The Beauvais Missal is one of the best-known victims of mid-twentieth-century American biblioclasm, serving as a perfect example of just how great a loss is incurred when a codex is dismembered and its leaves scattered. It also serves as a hopeful case study of the possibilities offered by recent developments in imaging and metadata standards, platforms, and interoperability. This website presents an ongoing project to digitally reconstruct the Beauvais Missal. The digital reconstruction is housed on the Fragmentarium platform and can be accessed here.
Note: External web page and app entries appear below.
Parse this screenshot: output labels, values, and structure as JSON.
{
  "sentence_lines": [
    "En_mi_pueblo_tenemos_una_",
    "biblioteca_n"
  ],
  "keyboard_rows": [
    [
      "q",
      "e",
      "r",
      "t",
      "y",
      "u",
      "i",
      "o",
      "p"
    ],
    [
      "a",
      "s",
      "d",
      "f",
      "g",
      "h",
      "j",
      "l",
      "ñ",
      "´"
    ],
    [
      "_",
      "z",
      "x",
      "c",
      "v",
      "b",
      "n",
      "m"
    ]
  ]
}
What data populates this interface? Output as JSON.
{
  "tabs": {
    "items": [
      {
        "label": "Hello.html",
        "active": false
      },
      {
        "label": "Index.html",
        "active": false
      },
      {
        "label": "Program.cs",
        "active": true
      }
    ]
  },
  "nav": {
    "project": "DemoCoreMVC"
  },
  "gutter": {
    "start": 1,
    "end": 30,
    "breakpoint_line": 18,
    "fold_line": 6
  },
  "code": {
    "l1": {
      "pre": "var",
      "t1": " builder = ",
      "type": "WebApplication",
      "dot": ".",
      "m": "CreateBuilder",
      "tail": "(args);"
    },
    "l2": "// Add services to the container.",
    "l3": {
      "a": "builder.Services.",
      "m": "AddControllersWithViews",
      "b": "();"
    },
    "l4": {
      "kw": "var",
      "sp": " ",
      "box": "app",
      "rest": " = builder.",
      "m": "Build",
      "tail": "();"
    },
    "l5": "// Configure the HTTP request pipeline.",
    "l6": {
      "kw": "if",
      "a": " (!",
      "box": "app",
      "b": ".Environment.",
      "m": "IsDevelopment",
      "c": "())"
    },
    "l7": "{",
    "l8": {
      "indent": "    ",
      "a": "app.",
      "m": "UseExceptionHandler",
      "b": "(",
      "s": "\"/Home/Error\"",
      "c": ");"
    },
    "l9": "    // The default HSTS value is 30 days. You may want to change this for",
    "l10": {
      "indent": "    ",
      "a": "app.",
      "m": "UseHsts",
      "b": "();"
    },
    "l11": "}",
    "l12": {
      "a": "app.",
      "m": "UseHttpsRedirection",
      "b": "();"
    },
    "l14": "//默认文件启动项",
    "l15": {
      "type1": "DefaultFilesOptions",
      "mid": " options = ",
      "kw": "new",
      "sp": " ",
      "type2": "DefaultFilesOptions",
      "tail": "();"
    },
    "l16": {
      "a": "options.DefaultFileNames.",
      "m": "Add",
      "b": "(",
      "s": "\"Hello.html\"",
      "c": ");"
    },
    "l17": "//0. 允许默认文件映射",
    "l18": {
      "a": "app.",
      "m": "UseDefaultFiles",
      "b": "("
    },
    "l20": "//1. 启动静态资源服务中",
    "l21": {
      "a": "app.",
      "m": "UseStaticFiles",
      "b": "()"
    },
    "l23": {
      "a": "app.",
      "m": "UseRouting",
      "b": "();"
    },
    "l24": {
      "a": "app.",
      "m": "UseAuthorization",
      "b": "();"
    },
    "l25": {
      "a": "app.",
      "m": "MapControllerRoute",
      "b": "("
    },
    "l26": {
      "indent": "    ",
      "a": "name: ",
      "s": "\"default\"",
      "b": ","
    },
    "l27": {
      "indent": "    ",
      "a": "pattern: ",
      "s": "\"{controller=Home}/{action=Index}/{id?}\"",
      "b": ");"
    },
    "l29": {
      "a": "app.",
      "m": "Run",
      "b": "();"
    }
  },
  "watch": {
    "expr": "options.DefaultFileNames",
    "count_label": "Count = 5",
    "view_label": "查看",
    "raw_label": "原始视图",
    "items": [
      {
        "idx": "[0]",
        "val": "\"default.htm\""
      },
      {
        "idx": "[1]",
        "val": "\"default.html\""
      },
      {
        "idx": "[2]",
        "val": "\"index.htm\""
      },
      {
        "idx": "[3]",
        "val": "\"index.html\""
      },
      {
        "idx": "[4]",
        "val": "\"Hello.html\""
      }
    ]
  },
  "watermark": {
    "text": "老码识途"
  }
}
The manuscript was written in or near Beauvais, France, in the last quarter of the thirteenth century and was used early on at the cathedral there, as evidenced by an inscription on a lost leaf, transcribed in a 1926 Sotheby’s auction catalogue. It was recently discovered that the manuscript was purchased from Sotheby’s by none other than American industrialist William Randolph Hearst, who owned it until 1942 when he sold it through Gimbel Brothers to New York dealer Philip Duschnes, who cut it up and began selling leaves less than one month later. He passed the remnants on to Otto Ege, who scattered it through his usual means. Leaves of the Beauvais Missal are no. 15 in Ege's "Fifty Original Leaves of Medieval Manuscripts" portfolio.

Many scholars, librarians, curators, collectors, and bookdealers have contributed to this project, and I thank them all for their generosity in sharing information and images with me. In particular, I want to thank Debra Cashion and Bryan Haberberger of the Broken Books Project, Dot Porter of the Schoenberg Institute for Manuscript Studies,  Jeffrey Hamburger, Christopher de Hamel, Tony Edwards, Scott Gwara, Claire Jenson, Peter Kidd, James Marrow, Barbara Shailor, William Stoneman, and Roger Wieck.

This project is very much a work in progress, and metadata input is ongoing. If you have comments or suggestions, or know of any Beauvais Missal leaves I have overlooked, please feel free to contact me at Leaves of the Beauvais Missal measure around 295 x 205 mm and have 15 or 21 lines of text, or ten staves of music, in two columns.

- Lisa Fagin Davis

The Browse Exhibits tab at the top links to several exhibit spaces:

   * Fragmentarium reconstruction of the reconstructed Missal

   * Initial Findings: brief summaries of findings thus far

   * Reconstructed quires of the Missal

   * Selected Bibliography

Rights statement: Creative Commons 4.0 (CC BY-NC-ND)